PRESTONSBURG – To some people, yoga is something only new age hipsters do. However one fitness instructor is bringing yoga to the community of Prestonsburg. Troy Burchett, a fitness instructor at Pro Fitness also teaches yoga at First United Methodist Church located in downtown Prestonsburg.
Yoga as exercise or form of alternative medicine got a boost during the “yoga boom” of the 1980’s when Dean Ornish, MD, a medical researcher connected yoga to heart health, legitimizing yoga as a purely physical system of health exercises unconnected to a religious denomination. Since then, yoga has been used as a supplementary therapy for diverse conditions such as cancer, diabetes, asthma, depression and even AIDS.
Many of the students in Burchett’s yoga class say they sought the class after a medical condition affected their quality of life.
Kendell Epperson, age 74, is a student in Burchett’s class. Epperson said after having a pacemaker put in, he developed an infection in the area around the device. The infection was so severe, doctor’s had to perform surgery and remove the pacemaker and attempt to clean out the infection that had built up surrounding the device. The infection left Epperson with loss muscle control and left him with limited movement of his neck and shoulder.

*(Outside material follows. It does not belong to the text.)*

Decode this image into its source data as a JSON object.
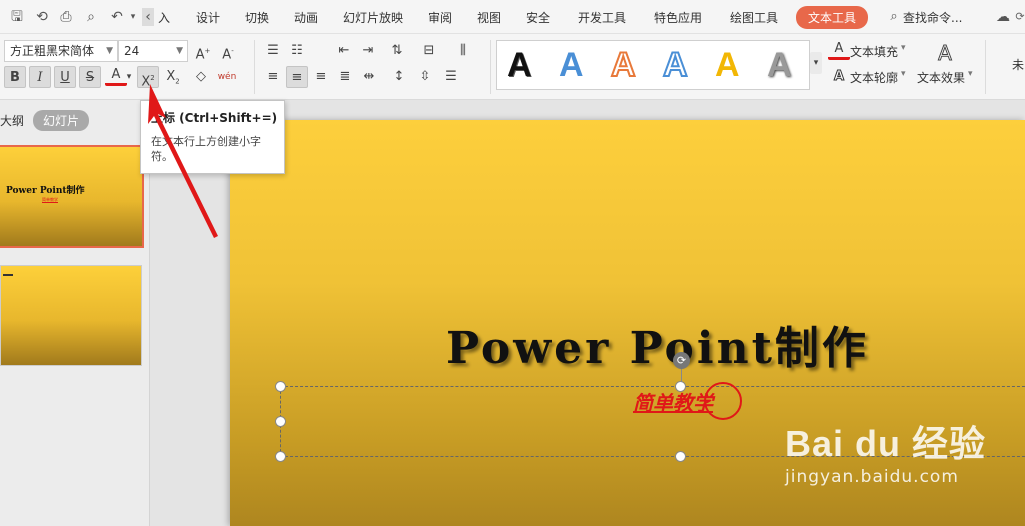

“Taking this class in only four weeks has given me my life back,” said Epperson. “A little more than a month ago I was unable to turn my head. I can now turn my neck any direction I wish and can easily lift my arm and move my shoulder. The benefits of this class for me have been amazing. I recommend everyone come and try it. Don’t be embarrassed, it will be the best decision you have ever made.”
The class has a variety of individuals ranging from twenty-somethings to eighty-somethings. Yoga is something anyone can do and should do according to Burchett.
Yoga as exercise or alternative medicine is a modern phenomenon which has been influenced by the ancient Indian practice of Hatha yoga. It involves holding stretches as a kind of low-impact physical exercise, and is often used for therapeutic purposes. Yoga has been studied as an intervention for many conditions, including back pain and stress.
Mable Brown, age 87, is a student in Burchett’s yoga class. Brown suffers from Lumbar spinal stenosis. She takes yoga class a couple times a week at the urging of her children to stay active.
“I have always tried to exercise and stay in shape throughout the years. My children push me to exercise and I enjoy the company and the workout allows me to stay flexible, which is important when you’re my age,” said Brown.
Jerri Williams, pastor of the church also participates in Burchett’s yoga classes.
“We all benefit from any physical movement and exercise. I believe it is important to take care of the mind, body and spirit,” said Williams. “When we first started the class as we would progress through different moves, you could hear pops and cracks of joints. Now after a few classes, it is obvious the flexibility and movement has improved as the poses are becoming easier. We want to invite anyone who would like to try yoga to come down to the church Monday, Wednesday, or Friday or all three days if you like and try it out with us. We are hoping to start an evening class soon, but that has not been finalized.”
Yoga as a low impact workout is an easy way for those who haven’t exercised in a while or may have health concerns or limited mobility to begin an exercise routine.
“A lot of people say they would love to take a yoga class but they don’t think they can,” said Burchett. “I don’t know of anyone with an expiration date on the bottom of their foot. It doesn’t matter if you can do all the moves, what matters is your moving and movement is good for the joints and the body.”
Burchett teaches yoga for free, some give a love offering at the church every Monday, Wednesday and Friday at noon and at Pro-Fitness Multisports on Tuesday and Thursday at noon.
Andrea Saddler is a reporter for The Floyd County Times. She can be reached at (606) 886-8506.